It gives graduates both personal and intellectual fulfilment. Working with business, it powers the economy, and its graduates are crucial to the public services. And wide access to higher education makes for a more enlightened and socially just society. In a fast-changing and increasingly competitive world, the role of higher education in equipping the labour force with appropriate and relevant skills, in stimulating innovation and supporting productivity and in enriching the quality of life is central. The benefits of an excellent higher education system are far-reaching; the risk of decline is one that we cannot accept.
An excellent higher education system'' would look like, together with some thoughts about what effective policy making might look like.

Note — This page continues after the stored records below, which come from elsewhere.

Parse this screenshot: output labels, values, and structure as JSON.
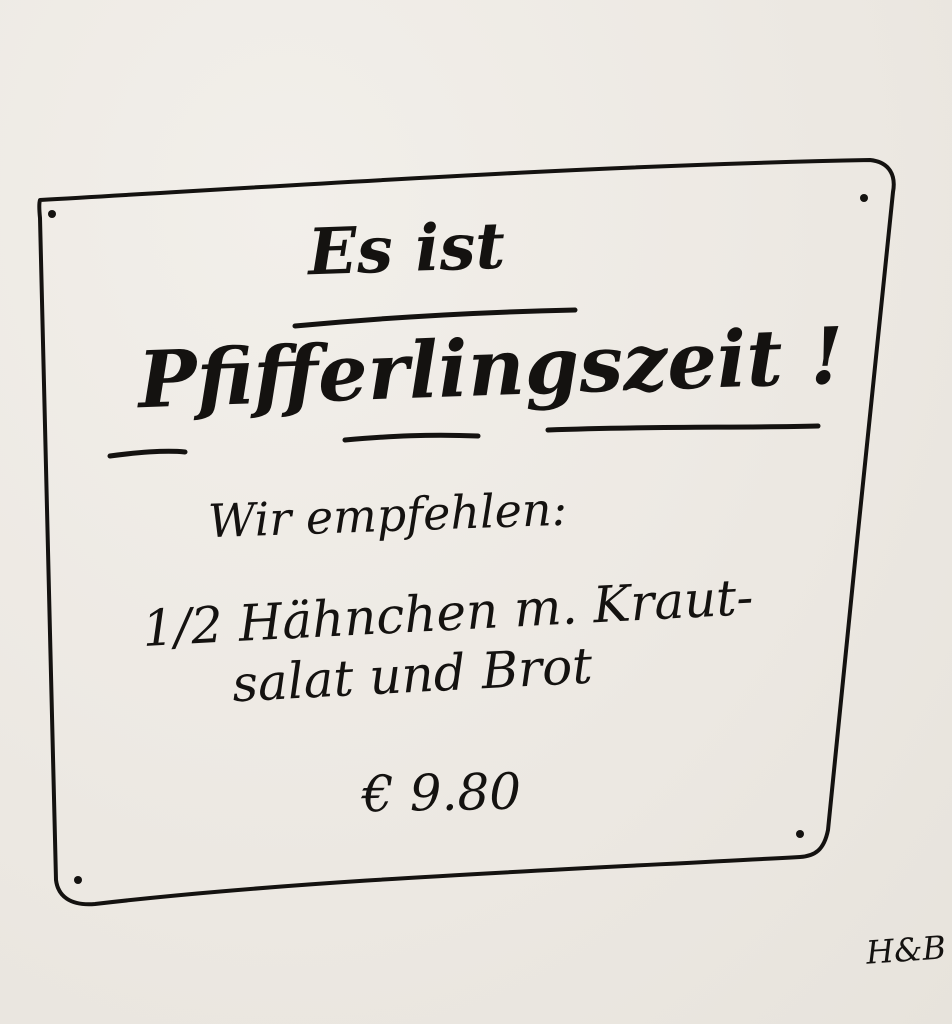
{
  "sign": {
    "title_line1": "Es ist",
    "title_line2": "Pfifferlingszeit !",
    "recommend": "Wir empfehlen:",
    "dish_line1": "1/2 Hähnchen m. Kraut-",
    "dish_line2": "salat und Brot",
    "price": "€ 9.80"
  },
  "signature": "H&B",
  "colors": {
    "ink": "#141210",
    "paper": "#eeebe6"
  }
}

The only aspect of university life that seems to be immune to assessment is the quality and wisdom of central government toward higher education.
Impact of Government Policies
The Government's main policies for higher education are:
- To expand the system ''towards 50 per cent'' participation by the relevant (18-30) age group by 2010 as compared to the present 44 percent;
- To increase participation by students from social classes 5, 6 and 7(what I shall refer to as the ''working classes'');
- To promote two year Foundation Degrees as an alternative to the traditional three year honours degree;
- To raise the status and quality of university teaching;
- To protect teaching funding by obtaining greater private revenue through increased (''variable'') tuition fees, endowment funding and overseas student recruitment;
- To increase funding for research but to concentrate it (and numbers offended research students) in a smaller number of institutions;
- To maintain, and if possible increase, institutional diversity, efficiency and responsiveness to the needs of the economy and society, particularly business, including through greater institutional collaboration.